About this exercise - Keep only those lines of the records that include the string "hint".

Stored items from a collection -
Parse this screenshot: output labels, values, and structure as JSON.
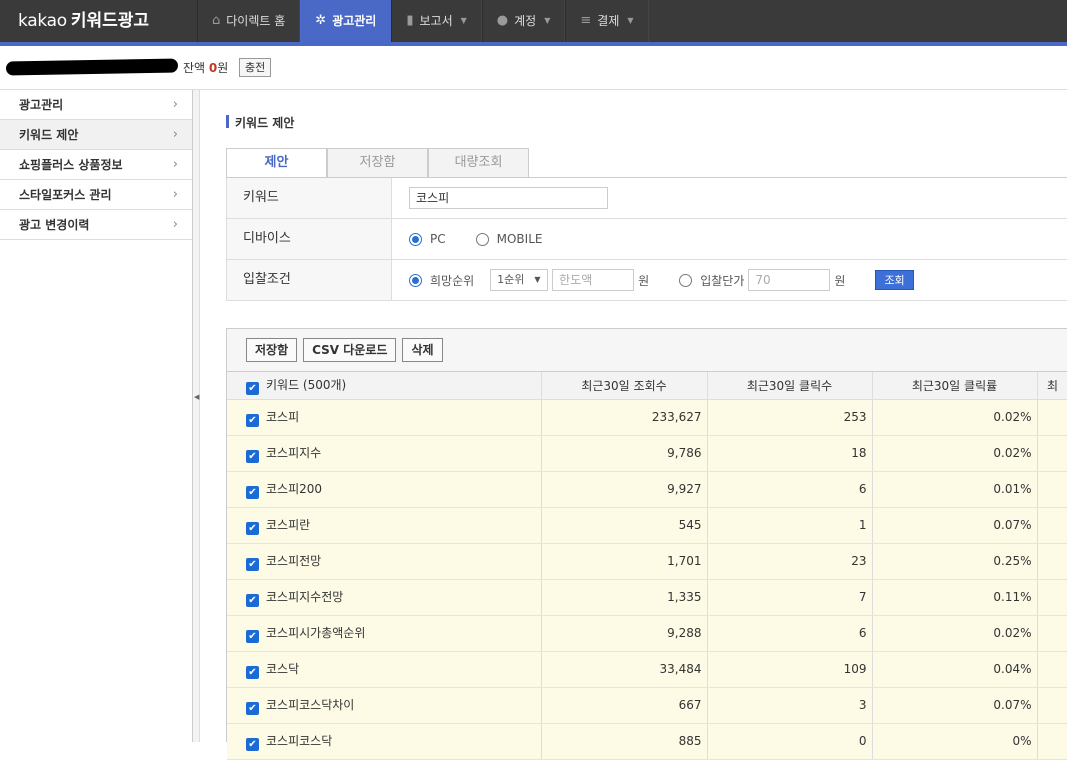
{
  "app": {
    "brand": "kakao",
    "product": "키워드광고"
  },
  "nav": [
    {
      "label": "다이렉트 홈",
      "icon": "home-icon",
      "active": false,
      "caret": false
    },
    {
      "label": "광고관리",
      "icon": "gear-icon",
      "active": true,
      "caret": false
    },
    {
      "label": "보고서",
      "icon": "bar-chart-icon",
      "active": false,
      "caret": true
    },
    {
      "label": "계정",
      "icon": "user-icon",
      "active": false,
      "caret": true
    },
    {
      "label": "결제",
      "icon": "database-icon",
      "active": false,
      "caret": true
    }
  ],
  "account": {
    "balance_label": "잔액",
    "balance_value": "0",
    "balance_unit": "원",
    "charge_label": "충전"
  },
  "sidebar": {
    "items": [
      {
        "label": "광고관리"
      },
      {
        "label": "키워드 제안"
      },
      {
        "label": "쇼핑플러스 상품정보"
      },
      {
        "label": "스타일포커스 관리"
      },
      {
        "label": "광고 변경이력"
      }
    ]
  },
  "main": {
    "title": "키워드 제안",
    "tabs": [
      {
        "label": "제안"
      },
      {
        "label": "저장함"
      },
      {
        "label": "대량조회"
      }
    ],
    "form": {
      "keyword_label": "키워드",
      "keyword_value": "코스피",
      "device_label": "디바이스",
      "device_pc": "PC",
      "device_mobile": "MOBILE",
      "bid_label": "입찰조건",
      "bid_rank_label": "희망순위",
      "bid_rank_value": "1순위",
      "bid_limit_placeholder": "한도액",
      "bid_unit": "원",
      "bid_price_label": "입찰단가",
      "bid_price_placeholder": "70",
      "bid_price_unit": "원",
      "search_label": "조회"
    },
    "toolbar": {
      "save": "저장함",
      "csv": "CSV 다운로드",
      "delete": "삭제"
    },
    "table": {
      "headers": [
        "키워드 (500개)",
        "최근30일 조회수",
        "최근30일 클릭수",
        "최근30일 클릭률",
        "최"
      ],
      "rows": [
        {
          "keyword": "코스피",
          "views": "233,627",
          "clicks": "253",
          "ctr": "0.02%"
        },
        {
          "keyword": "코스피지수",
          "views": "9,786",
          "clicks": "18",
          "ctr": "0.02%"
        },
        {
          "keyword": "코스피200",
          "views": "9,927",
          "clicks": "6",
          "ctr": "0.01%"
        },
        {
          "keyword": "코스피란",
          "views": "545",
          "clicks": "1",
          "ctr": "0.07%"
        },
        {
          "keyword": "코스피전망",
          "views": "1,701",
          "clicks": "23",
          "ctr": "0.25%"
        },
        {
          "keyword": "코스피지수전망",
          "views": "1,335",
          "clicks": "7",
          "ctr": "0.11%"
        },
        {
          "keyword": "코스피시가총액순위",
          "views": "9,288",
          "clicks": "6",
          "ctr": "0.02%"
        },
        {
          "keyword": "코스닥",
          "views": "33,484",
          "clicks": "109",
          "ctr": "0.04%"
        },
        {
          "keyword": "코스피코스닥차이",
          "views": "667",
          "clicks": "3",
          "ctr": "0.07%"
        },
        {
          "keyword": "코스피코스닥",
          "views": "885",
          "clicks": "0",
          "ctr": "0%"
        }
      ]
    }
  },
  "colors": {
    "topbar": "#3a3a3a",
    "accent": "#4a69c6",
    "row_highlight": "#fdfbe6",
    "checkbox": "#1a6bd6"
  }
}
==
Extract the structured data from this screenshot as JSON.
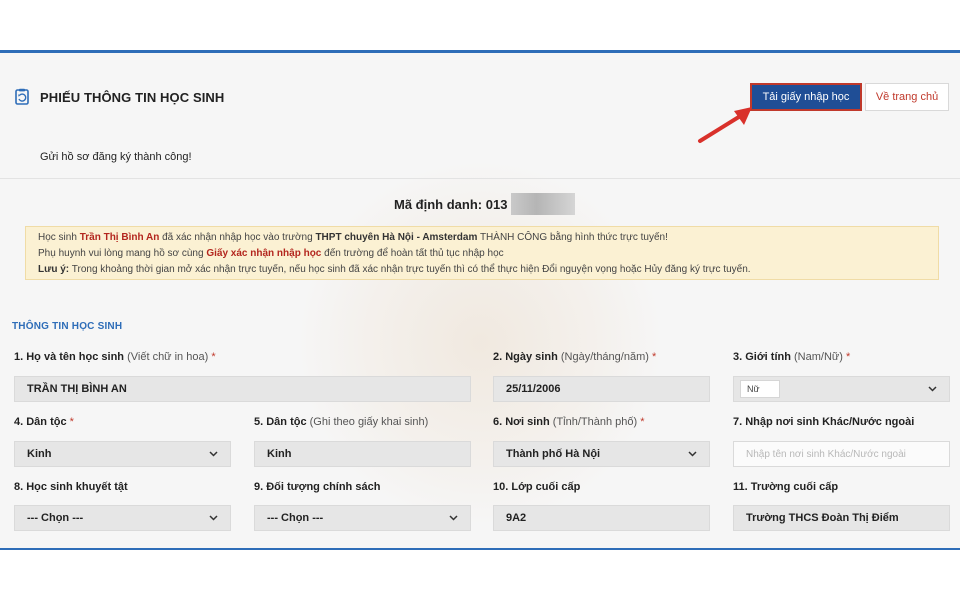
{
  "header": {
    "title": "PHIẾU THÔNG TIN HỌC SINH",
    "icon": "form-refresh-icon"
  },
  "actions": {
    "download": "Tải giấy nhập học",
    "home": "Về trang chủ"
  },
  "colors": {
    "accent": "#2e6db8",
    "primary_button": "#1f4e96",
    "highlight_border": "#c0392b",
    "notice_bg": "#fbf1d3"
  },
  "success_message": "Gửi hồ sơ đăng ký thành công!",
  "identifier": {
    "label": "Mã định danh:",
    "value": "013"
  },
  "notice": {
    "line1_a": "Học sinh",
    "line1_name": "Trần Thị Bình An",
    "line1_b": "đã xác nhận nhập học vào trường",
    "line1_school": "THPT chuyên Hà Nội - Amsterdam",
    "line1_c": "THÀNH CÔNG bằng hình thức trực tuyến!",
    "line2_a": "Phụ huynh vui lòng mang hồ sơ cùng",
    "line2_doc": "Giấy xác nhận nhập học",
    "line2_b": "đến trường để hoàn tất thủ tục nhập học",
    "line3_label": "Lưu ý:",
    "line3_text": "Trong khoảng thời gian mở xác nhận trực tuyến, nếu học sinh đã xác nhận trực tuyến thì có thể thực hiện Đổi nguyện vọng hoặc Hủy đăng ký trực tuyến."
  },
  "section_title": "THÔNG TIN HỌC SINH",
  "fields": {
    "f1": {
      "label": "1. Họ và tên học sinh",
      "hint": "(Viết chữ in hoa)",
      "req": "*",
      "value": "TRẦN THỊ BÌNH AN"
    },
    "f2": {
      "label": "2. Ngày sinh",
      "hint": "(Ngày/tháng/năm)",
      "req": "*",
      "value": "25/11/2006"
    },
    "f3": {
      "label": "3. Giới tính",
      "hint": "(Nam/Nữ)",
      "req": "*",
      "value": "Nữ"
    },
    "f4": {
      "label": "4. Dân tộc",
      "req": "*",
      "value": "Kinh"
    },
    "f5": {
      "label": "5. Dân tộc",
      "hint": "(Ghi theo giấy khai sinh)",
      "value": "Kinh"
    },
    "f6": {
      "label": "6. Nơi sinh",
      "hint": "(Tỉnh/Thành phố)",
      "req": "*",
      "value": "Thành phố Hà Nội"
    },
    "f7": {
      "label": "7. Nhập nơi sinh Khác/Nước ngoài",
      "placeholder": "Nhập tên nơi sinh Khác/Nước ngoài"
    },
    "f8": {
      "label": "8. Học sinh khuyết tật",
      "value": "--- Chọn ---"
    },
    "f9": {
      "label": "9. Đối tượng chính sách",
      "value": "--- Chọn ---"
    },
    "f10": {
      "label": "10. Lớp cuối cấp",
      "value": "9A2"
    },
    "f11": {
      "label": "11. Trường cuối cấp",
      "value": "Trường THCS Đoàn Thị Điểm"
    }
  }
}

Task solution -
      "hint": "(Viết chữ in hoa)",
      "hint": "(Ngày/tháng/năm)",
      "hint": "(Nam/Nữ)",
      "hint": "(Ghi theo giấy khai sinh)",
      "hint": "(Tỉnh/Thành phố)",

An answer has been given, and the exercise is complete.